As travel and hospitality businesses restructure, there is an opportunity to make tourism work better, from reducing overcrowding to improving customer satisfaction, and companies are looking to implement systemic, lasting changes.
Luxstay used the forced downtime to upgrade its platforms (websites, apps for travelers and hosts) as well as improving customer experience. Kendall’s ambition is to see Vietnam’s homestay market regulated in a similar way to hotels’.
“The reason why the homestay market is not booming here is the lack of regulation. Where hotels have a star rating system, the only way to evaluate a homestay is to experience it firsthand or through word of mouth.” Luxstay aims to change that and is building a system to standardize homestays.
There are reasons to be wary of mass tourism and the risks it poses to the environment. But even in the era of all-inclusive packages and heavy discounts to drum up numbers there is a market for tailored, luxury products. In July, Anantara is launching a new luxury product, The Vietage, a luxury railway carriage linking Da Nang and Quy Nhon.
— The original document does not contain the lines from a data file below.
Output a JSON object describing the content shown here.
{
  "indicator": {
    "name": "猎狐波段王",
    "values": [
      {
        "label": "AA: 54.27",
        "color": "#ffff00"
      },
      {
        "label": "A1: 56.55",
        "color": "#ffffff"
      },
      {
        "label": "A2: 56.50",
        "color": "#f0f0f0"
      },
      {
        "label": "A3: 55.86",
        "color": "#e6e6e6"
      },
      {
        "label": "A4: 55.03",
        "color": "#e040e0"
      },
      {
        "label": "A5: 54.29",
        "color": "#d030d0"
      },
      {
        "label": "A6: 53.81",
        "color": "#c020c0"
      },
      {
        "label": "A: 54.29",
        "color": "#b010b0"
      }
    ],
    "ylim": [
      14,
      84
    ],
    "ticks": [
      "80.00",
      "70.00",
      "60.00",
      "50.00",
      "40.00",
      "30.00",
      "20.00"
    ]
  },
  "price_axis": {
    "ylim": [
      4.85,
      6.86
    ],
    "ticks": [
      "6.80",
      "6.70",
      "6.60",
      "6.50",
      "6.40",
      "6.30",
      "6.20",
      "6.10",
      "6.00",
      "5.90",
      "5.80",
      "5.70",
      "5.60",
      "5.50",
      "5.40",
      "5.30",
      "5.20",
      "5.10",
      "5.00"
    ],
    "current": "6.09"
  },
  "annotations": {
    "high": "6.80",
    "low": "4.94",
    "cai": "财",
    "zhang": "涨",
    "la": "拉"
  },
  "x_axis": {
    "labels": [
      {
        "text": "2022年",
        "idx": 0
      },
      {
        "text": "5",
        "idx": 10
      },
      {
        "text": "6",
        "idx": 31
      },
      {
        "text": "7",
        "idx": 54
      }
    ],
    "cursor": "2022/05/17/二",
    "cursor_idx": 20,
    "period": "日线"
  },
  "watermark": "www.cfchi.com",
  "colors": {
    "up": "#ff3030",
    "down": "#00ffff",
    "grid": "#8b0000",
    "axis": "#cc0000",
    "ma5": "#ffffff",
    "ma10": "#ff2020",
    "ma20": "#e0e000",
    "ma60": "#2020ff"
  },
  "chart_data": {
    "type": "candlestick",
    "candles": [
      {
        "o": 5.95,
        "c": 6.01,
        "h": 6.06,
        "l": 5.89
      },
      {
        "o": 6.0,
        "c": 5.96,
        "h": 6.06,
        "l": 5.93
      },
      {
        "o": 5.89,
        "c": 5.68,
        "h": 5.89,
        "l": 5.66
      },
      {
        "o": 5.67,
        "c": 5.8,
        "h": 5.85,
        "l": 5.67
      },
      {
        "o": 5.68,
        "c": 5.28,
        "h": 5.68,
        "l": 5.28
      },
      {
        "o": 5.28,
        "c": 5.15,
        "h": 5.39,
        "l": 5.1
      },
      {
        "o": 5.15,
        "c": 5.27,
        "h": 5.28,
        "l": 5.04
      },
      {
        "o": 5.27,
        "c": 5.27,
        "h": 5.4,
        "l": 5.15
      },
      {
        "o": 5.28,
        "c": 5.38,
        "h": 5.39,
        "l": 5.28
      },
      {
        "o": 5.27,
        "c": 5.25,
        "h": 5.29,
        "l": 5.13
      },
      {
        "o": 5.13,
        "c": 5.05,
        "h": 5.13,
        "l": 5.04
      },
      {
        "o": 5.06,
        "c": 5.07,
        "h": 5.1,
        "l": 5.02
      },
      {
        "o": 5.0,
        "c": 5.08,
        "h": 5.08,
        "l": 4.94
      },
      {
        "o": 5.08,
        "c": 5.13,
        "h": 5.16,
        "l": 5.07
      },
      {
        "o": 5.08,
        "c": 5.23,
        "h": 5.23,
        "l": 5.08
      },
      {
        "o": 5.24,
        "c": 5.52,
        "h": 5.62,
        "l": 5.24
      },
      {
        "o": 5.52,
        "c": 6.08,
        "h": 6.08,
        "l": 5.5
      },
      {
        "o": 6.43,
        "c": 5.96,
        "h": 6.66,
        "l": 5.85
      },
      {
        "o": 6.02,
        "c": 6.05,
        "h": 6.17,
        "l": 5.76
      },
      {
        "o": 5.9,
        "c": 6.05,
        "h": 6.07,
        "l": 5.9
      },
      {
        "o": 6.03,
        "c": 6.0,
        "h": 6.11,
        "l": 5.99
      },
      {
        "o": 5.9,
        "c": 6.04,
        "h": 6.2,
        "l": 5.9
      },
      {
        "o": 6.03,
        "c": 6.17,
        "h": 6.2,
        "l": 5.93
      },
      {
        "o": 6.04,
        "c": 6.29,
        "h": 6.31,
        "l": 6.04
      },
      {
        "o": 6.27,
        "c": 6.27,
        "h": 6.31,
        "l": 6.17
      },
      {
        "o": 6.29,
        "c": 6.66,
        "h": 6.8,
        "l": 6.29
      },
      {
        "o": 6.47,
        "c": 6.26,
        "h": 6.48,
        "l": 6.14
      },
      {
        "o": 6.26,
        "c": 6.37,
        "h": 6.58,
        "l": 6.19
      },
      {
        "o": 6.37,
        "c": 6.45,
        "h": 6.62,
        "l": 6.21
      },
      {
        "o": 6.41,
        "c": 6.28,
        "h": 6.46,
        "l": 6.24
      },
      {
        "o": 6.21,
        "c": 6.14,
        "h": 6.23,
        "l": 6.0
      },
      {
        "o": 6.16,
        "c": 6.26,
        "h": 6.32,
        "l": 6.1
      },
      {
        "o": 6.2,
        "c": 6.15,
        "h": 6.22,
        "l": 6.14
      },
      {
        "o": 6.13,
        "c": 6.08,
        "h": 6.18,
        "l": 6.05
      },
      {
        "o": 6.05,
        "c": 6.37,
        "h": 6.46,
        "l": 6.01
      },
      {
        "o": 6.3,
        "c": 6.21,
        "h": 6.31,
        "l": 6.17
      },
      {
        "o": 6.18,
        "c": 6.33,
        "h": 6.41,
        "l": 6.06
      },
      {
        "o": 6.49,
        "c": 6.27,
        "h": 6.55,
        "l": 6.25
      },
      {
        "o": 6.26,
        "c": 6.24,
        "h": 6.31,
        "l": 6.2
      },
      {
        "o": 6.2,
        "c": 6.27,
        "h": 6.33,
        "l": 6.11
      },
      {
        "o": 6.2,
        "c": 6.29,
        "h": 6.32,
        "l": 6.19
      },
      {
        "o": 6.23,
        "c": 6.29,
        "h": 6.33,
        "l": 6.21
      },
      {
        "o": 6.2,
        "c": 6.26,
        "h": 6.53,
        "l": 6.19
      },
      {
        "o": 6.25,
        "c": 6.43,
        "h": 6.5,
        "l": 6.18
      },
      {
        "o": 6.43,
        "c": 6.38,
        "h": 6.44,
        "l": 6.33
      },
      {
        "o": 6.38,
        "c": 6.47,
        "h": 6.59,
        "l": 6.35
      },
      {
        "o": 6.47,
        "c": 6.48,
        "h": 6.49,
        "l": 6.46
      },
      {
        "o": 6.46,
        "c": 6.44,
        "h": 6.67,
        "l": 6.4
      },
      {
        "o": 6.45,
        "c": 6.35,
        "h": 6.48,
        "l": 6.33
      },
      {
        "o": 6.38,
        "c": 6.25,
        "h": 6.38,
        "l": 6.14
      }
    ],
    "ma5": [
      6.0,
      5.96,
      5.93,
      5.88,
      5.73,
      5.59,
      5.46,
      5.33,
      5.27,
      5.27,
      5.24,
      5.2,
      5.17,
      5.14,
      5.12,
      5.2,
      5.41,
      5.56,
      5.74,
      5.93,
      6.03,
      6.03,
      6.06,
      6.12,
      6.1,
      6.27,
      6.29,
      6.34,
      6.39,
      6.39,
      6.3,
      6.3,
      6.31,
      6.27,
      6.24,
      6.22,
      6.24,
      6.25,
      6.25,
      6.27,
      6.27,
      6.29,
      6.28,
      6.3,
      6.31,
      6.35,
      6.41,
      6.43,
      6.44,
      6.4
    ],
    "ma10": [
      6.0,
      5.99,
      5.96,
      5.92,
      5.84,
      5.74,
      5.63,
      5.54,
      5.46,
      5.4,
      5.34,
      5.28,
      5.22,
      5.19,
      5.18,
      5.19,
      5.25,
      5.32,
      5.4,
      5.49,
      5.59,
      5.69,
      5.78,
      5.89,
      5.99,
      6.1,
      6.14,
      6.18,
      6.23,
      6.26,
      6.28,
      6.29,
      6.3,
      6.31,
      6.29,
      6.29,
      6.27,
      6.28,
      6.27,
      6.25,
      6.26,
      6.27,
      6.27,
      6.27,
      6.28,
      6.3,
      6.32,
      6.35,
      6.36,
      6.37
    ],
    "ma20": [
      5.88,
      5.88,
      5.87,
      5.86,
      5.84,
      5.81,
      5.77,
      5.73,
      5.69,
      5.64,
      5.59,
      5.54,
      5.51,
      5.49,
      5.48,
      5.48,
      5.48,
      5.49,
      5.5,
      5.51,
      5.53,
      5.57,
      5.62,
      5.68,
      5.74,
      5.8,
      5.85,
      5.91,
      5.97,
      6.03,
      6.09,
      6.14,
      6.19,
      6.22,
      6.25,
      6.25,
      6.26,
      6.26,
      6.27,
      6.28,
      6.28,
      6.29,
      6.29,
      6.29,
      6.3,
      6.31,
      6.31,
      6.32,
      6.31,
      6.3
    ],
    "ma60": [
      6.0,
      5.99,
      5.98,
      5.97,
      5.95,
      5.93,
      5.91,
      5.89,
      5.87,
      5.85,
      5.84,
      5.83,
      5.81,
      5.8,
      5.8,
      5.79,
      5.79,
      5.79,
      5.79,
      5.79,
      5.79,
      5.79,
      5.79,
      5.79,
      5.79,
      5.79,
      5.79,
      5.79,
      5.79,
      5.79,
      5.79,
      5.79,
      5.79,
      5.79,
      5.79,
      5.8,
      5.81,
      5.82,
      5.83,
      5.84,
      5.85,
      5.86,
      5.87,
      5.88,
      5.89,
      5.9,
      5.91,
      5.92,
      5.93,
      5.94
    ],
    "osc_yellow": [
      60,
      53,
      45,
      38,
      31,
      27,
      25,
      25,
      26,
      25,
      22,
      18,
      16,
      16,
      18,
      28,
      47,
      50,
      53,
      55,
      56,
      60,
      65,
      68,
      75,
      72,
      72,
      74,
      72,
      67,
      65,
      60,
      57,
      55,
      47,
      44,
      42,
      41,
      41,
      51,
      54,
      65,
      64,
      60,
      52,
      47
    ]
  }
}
A custom-designed 12-seater carriage will take guests on a journey through the Vietnamese countryside, with amenities on board to include a fully-serviced bar and massage area.
“Future demand for the summer holiday period is looking solid," says Pieter. “The train is generating huge interest and bookings, as well as knock-on accommodation bookings at both Anantara Hoi An and Anantara Quy Nhon Villas.”
Buckle up for a wild ride
After a slow start to the year, Vietnam’s travel industry appears to be on track to capitalize on domestic tourism, with summer bookings looking healthy and public confidence in travel taking less time to rebuild than feared. The fact that Vietnam’s tourism industry is bullish can largely be attributed to the country’s early success in containing the spread of covid-19 and in being able to reassure the population that traveling is safe again. Whether international borders reopen in the next few months or not, Vietnam’s travel sector seems to have found a silver lining even in these difficult times.